Investing for income is when you focus on buying assets that will generate regular cash flow. With this form of investing you’re looking for stable assets that are unlikely to fluctuate in price much and have a history of paying a high level of dividends/ regularly increasing the amount of dividend paid. This style of investing has a lower level of risk because you’re focusing on established mature companies rather than companies looking to grow.

Often the best advice for most is to use both strategies, but weight your investment in favour of which style aligns with your goals.

If this is something you’ve yet to think about, here are some fantastic articles to get you started:

6. You have an investment policy

police, investment, personal development
Ello ello, what’s going on her… oh you needed a POLICY… I thought you needed a… never mind Image Credit: Wikipedia

Once you’ve decided what you want from investing you’re going to need a plan, or policy. This policy will determine how much risk you’re willing to have, what you’ll invest in, when you’ll sell, and when you’ll buy.

Your policy plays two roles; the first is to help you reach your investment goal without getting distracted. The second is to remove the human element of assuming you can beat the market, or of getting too attached to certain investments.

For example, Benjamin Graham (author of The Intelligent Investor) recommends you sell a stock once it has increased in value by 50 per cent, or after two years of owning it. This removes the “maybe it’ll go up if I hold onto it for long enough” and the “I’ll sell it when it reaches it’s peak value” mentalities that cause many investors to make costly mistakes.

Since your level of risk is dependent on how many different sectors, businesses, regions, and types of assets you’ve invested in. So you need to think about how much you’ll invest in each type of asset e.g. 50/50 stocks and bonds. You’ll also want to set some rules for how much you’ve invested in each sector e.g. no more than 10 per cent in one business sector.

MorningStar has a template that will help you figure out exactly how your investment policy is going to work, and have a nice article on creating your investment policy statement.

7. You trust yourself

trust, investment, finance
Sometimes the only way to know if you truly trust yourself is to complete what is known as a “lonely trust fall” Image Credit: Broken-Art-Attack

Similar to politics, everyone has an opinion on the stock market.
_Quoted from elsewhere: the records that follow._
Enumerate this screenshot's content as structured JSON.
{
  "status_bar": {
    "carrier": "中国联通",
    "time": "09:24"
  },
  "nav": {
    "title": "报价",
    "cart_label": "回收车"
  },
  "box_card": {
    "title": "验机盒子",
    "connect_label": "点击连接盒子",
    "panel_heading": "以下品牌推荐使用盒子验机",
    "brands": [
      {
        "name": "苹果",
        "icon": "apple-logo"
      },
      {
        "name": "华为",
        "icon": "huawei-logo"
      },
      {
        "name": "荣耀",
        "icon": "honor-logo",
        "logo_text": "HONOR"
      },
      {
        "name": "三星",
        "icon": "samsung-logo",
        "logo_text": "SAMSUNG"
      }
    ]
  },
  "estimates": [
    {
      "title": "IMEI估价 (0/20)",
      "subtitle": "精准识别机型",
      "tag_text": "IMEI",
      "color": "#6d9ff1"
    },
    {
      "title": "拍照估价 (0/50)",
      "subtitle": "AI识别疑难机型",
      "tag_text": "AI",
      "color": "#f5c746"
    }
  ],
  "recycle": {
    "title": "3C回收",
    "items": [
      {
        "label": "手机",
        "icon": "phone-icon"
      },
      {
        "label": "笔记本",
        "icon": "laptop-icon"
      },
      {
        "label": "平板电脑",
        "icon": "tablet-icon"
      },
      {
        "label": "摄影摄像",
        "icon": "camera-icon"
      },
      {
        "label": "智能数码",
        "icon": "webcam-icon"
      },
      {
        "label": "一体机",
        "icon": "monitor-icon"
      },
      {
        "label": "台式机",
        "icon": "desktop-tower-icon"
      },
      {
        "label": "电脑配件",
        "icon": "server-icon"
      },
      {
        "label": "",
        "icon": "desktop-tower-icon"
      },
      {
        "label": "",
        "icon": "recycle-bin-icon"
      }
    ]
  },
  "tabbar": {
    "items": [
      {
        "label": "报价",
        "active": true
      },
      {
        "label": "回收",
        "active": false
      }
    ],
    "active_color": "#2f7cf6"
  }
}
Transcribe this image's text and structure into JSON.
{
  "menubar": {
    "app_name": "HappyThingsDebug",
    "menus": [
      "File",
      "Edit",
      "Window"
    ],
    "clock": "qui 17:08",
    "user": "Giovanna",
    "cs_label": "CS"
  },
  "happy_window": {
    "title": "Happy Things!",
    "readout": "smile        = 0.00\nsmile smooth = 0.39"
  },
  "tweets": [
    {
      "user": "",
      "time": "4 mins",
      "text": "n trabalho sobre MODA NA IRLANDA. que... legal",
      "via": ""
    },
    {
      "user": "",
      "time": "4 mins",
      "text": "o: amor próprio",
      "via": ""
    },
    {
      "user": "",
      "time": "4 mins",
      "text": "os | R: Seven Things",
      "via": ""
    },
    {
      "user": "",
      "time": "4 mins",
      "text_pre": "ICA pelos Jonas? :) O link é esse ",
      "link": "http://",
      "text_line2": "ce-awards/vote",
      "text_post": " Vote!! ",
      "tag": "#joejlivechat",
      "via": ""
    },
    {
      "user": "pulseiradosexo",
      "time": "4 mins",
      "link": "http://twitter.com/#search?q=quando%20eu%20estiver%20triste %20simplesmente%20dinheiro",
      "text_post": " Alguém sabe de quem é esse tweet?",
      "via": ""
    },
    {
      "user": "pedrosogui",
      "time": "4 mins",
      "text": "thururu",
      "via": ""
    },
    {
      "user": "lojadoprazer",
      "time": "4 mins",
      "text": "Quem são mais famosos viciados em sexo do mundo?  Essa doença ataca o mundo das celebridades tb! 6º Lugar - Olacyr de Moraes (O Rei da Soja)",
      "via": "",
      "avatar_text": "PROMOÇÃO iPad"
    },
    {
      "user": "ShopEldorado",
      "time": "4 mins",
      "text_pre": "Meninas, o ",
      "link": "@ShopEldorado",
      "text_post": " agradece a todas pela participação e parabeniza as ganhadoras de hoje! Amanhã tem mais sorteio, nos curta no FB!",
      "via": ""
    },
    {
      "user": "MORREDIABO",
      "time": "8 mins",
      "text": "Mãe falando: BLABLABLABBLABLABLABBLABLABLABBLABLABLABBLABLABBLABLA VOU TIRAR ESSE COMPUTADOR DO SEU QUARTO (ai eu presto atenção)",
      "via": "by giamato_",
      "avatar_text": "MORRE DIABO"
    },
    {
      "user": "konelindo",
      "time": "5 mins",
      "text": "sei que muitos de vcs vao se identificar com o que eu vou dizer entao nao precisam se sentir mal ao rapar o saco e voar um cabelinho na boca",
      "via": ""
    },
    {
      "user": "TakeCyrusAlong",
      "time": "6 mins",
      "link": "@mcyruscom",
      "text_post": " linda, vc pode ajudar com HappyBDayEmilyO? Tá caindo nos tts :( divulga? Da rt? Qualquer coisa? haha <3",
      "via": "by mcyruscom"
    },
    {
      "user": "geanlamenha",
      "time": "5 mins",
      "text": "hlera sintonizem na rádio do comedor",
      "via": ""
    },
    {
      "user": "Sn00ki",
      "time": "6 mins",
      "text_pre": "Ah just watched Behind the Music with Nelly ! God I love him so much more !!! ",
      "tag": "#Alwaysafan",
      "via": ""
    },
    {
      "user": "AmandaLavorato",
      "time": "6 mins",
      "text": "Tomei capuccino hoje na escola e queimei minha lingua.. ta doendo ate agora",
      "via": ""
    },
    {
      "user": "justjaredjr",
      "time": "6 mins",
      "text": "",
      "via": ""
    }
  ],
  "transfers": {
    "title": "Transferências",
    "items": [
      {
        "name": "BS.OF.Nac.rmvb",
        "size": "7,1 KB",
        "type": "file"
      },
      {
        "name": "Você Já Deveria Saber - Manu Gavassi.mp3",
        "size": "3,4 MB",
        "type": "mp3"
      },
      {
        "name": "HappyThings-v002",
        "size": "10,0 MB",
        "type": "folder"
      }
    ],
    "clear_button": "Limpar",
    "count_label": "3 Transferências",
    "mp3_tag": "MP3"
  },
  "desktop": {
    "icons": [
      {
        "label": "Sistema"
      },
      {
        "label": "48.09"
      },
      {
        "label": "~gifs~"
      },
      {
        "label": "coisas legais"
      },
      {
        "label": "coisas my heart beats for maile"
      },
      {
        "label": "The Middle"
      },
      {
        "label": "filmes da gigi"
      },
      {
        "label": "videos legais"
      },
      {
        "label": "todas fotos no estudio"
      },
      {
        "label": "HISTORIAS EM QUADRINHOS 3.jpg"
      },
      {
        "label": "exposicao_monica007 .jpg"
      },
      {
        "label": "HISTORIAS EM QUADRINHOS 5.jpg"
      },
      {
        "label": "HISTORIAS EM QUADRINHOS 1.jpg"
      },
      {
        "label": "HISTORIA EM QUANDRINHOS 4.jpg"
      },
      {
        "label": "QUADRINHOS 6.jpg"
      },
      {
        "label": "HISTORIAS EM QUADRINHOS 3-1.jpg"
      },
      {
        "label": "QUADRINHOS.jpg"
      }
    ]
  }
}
If you tell people that you like to invest they’ll come at you with any manner of ideas, tips, and suggestions. One of the most important aspects of investing is being able to trust yourself to make decisions and do your own research.

Due to how popular the stock market is with the general public, news providers will often provide some level of “commentary” on how the market’s doing, hot stock tips, and what they think you should be doing with your cash. It’s the same online, hundreds of thousands of voices all shouting at each other claiming that they have the truth.

Don’t listen to them.

In reality, there are very few analysts, commentators, and opinions that really carry any sort of weight. You should either read relatively unbiased news (such as Reuters) and make your own conclusions or read a variety of news sources. Find a writer you like and that knows what they’re doing and follow them on twitter.

If your favourite writer offers a tip, look at the annual reports yourself and then make a decision. Use news as a kind of metal detector and when it finds something you’re interested in, do the digging yourself.

Good luck on your journey

Here are some more articles to further develop your financial IQ:

How to build a £1,000,000 property portfolio in just 2 years: We spoke to Stephanie Brennan who managed to build a huge property portfolio with just her savings!

5 things every rookie needs to know about stocks, shares, and bonds: A run-down of some essential pieces of knowledge about investing in stocks, shares, and bonds

Ten Things to Consider Before You Make Investing Decisions: The U.S. Securities and Exchanges commission has a great look at things to consider before investing



Previous articleHow to get a landlord into bed
Next articleWhat To Do When Rent Arrears Rears Its Ugly Head